We live in a time when no single government or alliance of nations can alone solve the scandal of poverty, the warming of our planet or the scourge of disease. Human and natural disasters require something more to fill the enormous gaps between people's needs and the capacity of bureaucracies to meet them. This explains why we've seen non-governmental organizations, or NGOs, proliferate.
Thank heavens. Populated by passionate experts and funded by philanthropic grants and widows' mites alike, these organizations are civil society's collective conscience. They represent the best of humanity in those dark and often dangerous places where the worst of humanity and Nature are on full display. One of the best NGOs of the 21st century deserves more attention for its efforts to combat today's most pressing global issues from HIV/AIDS to climate change. It's the Clinton Foundation, founded by my good friend, President Bill Clinton.
I know how strongly he believes, as he has said many times, that "in our interdependent world, we are all responsible for our neighbors, even if they live half a world away." It's generally well known how he has brought governments, businesses, charitable organizations and individual volunteers together in common purpose.

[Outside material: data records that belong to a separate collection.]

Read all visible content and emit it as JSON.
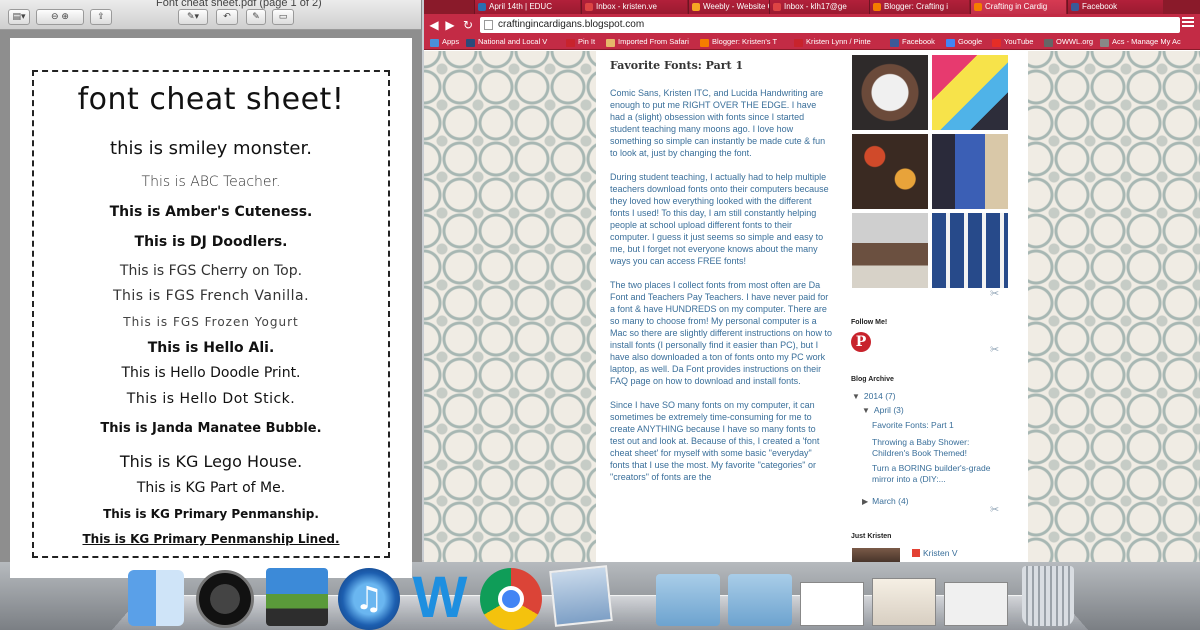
{
  "preview": {
    "title": "Font cheat sheet.pdf (page 1 of 2)",
    "sheet_title": "font cheat sheet!",
    "lines": [
      "this is smiley monster.",
      "This is ABC Teacher.",
      "This is Amber's Cuteness.",
      "This is DJ Doodlers.",
      "This is FGS Cherry on Top.",
      "This is FGS French Vanilla.",
      "This is FGS Frozen Yogurt",
      "This is Hello Ali.",
      "This is Hello Doodle Print.",
      "This is Hello Dot Stick.",
      "This is Janda Manatee Bubble.",
      "This is KG Lego House.",
      "This is KG Part of Me.",
      "This is KG Primary Penmanship.",
      "This is KG Primary Penmanship Lined."
    ]
  },
  "chrome": {
    "tabs": [
      {
        "label": "April 14th | EDUC",
        "icon_color": "#2a6fb0"
      },
      {
        "label": "Inbox - kristen.ve",
        "icon_color": "#d44"
      },
      {
        "label": "Weebly - Website C",
        "icon_color": "#f5a623"
      },
      {
        "label": "Inbox - klh17@ge",
        "icon_color": "#d44"
      },
      {
        "label": "Blogger: Crafting i",
        "icon_color": "#f57d00"
      },
      {
        "label": "Crafting in Cardig",
        "icon_color": "#f57d00"
      },
      {
        "label": "Facebook",
        "icon_color": "#3b5998"
      }
    ],
    "url": "craftingincardigans.blogspot.com",
    "bookmarks": [
      {
        "label": "Apps",
        "icon_color": "#4a90d9"
      },
      {
        "label": "National and Local V",
        "icon_color": "#2b4a7a"
      },
      {
        "label": "Pin It",
        "icon_color": "#c8232c"
      },
      {
        "label": "Imported From Safari",
        "icon_color": "#e6b86a"
      },
      {
        "label": "Blogger: Kristen's T",
        "icon_color": "#f57d00"
      },
      {
        "label": "Kristen Lynn / Pinte",
        "icon_color": "#c8232c"
      },
      {
        "label": "Facebook",
        "icon_color": "#3b5998"
      },
      {
        "label": "Google",
        "icon_color": "#4285f4"
      },
      {
        "label": "YouTube",
        "icon_color": "#e52d27"
      },
      {
        "label": "OWWL.org",
        "icon_color": "#666"
      },
      {
        "label": "Acs - Manage My Ac",
        "icon_color": "#888"
      }
    ]
  },
  "blog": {
    "post_title": "Favorite Fonts: Part 1",
    "paragraphs": [
      "Comic Sans, Kristen ITC, and Lucida Handwriting are enough to put me RIGHT OVER THE EDGE. I have had a (slight) obsession with fonts since I started student teaching many moons ago. I love how something so simple can instantly be made cute & fun to look at, just by changing the font.",
      "During student teaching, I actually had to help multiple teachers download fonts onto their computers because they loved how everything looked with the different fonts I used! To this day, I am still constantly helping people at school upload different fonts to their computer. I guess it just seems so simple and easy to me, but I forget not everyone knows about the many ways you can access FREE fonts!",
      "The two places I collect fonts from most often are Da Font and Teachers Pay Teachers. I have never paid for a font & have HUNDREDS on my computer. There are so many to choose from! My personal computer is a Mac so there are slightly different instructions on how to install fonts (I personally find it easier than PC), but I have also downloaded a ton of fonts onto my PC work laptop, as well. Da Font provides instructions on their FAQ page on how to download and install fonts.",
      "Since I have SO many fonts on my computer, it can sometimes be extremely time-consuming for me to create ANYTHING because I have so many fonts to test out and look at. Because of this, I created a 'font cheat sheet' for myself with some basic \"everyday\" fonts that I use the most. My favorite \"categories\" or \"creators\" of fonts are the"
    ],
    "follow_label": "Follow Me!",
    "archive_label": "Blog Archive",
    "archive": {
      "year": "2014",
      "year_count": "(7)",
      "month": "April",
      "month_count": "(3)",
      "posts": [
        "Favorite Fonts: Part 1",
        "Throwing a Baby Shower: Children's Book Themed!",
        "Turn a BORING builder's-grade mirror into a (DIY:..."
      ],
      "month2": "March",
      "month2_count": "(4)"
    },
    "just_label": "Just Kristen",
    "profile_name": "Kristen V"
  },
  "dock": {
    "items": [
      "finder-icon",
      "dashboard-icon",
      "iphoto-icon",
      "itunes-icon",
      "weebly-icon",
      "chrome-icon",
      "preview-icon",
      "applications-folder-icon",
      "documents-folder-icon",
      "window-thumbnail-icon",
      "window-thumbnail-icon",
      "window-thumbnail-icon",
      "trash-icon"
    ]
  }
}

What's much less known are the foundation's early accomplishments. It has given small businesses from Harlem to Ghana the opportunity to survive and prosper. It has worked with the American Heart Association to help children avoid the hazards of obesity. It is assisting more than 40 of the world's largest cities combat climate change. And through the Clinton Global Initiative, a unique gathering of human beings committed to move from words to deeds, thousands of corporations and citizens have committed to relieve some of Earth's most intractable problems.
Simply consider the Foundation's HIV/AIDS initiative. In the past six years alone, it has helped save the lives of nearly a million and a half children and adults in Africa, Europe, Asia and the Caribbean. How? First, it recognized the yawning chasm between the number of people needing medicine to survive the ravages of AIDS and those with access to that medicine. Second, it knew the price of that medicine proved a huge barrier to bridging that chasm. And third, it realized that delivering medicine to the people who needed it required construction of a strong infrastructure that would last years.

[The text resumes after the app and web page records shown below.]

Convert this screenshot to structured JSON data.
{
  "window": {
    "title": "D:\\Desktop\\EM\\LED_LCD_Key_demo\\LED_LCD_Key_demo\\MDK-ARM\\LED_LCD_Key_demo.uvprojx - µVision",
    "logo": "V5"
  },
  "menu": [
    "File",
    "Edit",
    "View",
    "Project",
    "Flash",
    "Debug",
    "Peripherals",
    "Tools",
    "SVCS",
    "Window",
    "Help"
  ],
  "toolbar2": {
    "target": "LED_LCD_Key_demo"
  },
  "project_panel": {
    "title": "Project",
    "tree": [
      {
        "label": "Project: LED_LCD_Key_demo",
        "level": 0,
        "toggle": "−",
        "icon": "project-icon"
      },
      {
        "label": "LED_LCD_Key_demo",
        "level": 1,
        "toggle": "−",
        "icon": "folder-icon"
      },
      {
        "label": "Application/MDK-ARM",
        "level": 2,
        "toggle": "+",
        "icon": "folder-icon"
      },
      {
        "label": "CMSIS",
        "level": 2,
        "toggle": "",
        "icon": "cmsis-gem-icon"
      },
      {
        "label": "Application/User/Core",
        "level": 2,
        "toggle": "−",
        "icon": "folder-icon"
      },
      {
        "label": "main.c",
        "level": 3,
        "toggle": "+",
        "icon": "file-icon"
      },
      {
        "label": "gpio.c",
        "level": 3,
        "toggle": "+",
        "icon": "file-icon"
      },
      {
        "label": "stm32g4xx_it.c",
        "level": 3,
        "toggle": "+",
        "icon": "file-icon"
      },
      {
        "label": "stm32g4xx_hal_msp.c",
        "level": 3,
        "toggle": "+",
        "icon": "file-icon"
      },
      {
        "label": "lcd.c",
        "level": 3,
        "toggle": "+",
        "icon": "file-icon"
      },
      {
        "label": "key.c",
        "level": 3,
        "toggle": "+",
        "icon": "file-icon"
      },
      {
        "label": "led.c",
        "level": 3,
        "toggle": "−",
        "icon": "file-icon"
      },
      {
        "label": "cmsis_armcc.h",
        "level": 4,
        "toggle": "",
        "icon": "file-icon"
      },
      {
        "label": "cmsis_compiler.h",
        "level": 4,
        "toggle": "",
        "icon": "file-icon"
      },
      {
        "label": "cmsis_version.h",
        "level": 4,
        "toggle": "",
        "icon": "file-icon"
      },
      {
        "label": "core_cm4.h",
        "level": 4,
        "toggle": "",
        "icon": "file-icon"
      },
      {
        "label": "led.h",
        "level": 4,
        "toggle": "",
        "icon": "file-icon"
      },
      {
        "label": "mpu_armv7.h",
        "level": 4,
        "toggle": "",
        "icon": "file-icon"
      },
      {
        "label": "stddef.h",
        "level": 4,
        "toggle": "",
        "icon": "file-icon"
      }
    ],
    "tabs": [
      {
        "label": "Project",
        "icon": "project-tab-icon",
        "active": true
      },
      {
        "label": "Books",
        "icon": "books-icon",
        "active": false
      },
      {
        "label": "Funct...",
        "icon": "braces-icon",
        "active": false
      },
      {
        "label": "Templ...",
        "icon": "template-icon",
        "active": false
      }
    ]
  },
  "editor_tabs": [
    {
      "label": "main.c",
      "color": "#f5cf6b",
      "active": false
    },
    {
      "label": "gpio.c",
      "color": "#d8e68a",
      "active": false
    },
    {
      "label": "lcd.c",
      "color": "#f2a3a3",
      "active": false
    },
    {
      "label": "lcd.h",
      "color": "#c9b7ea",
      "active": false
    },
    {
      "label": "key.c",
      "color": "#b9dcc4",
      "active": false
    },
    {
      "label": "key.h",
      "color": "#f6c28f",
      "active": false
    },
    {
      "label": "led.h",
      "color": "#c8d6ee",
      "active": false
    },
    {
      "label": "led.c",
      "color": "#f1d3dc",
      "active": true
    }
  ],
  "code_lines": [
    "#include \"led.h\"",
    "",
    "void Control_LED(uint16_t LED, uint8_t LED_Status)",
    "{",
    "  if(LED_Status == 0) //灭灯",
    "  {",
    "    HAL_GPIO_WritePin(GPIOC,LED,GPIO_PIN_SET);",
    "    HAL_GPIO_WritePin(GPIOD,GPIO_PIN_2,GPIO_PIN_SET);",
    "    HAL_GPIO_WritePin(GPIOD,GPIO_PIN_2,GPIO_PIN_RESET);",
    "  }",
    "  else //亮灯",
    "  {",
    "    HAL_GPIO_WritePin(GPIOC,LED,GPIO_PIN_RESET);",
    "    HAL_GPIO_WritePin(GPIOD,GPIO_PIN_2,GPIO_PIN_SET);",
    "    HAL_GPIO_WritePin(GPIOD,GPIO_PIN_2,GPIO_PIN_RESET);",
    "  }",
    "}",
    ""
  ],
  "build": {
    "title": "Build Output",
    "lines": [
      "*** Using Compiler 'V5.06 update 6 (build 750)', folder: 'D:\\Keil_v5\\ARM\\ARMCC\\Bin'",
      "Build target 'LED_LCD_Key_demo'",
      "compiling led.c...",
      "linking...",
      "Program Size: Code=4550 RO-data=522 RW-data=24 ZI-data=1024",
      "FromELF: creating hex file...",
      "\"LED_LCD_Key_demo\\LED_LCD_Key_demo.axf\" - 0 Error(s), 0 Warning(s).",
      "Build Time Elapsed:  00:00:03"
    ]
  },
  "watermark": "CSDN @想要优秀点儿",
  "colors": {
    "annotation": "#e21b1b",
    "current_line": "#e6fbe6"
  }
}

President Clinton and his foundation team set about meeting those challenges head on. They negotiated with the drug companies to lower the price of HIV tests and treatment dramatically; completed memorandums of understanding with governments and organizations to deliver medicine and aid and to provide expertise and equipment to make those deliveries work; and inspired thousands of volunteers and hundreds of thousands of contributors to bring both financial and people power to bear on this great cause.
What's happened? The price of pediatric HIV/AIDS drugs has dropped by nearly 90 percent. As a result, the number of children receiving life-saving treatment in the 33 countries where the Foundation is at work has doubled to more than 130,000. To me, these are not simply numbers. They represent the faces of boys and girls I have met, the families in rural communities I have visited, and a reason to believe in a brighter future for people and places where such optimism has been in such short supply.
At a time when the global economic landscape looks so bleak, it is especially fortunate that these non-governmental organizations are going where governments can't go to bring hope and combat hopelessness to so many people in need. We must celebrate their progress and communicate their advances, no matter how small they may seem to some. Believe me, they aren't small to those in the forgotten places or those neglected people of our time.
I look forward to the coming inauguration of Barack Obama, whose election as president has lifted the spirits of so many people worldwide. I am pleased that he has chosen Hillary Clinton as the next Secretary of State, because she has an abundance the virtues and skills needed for the task at this moment in history. I also am grateful that the profoundly consequential work of NGOs such as the Clinton Foundation will continue to serve the interests of humankind.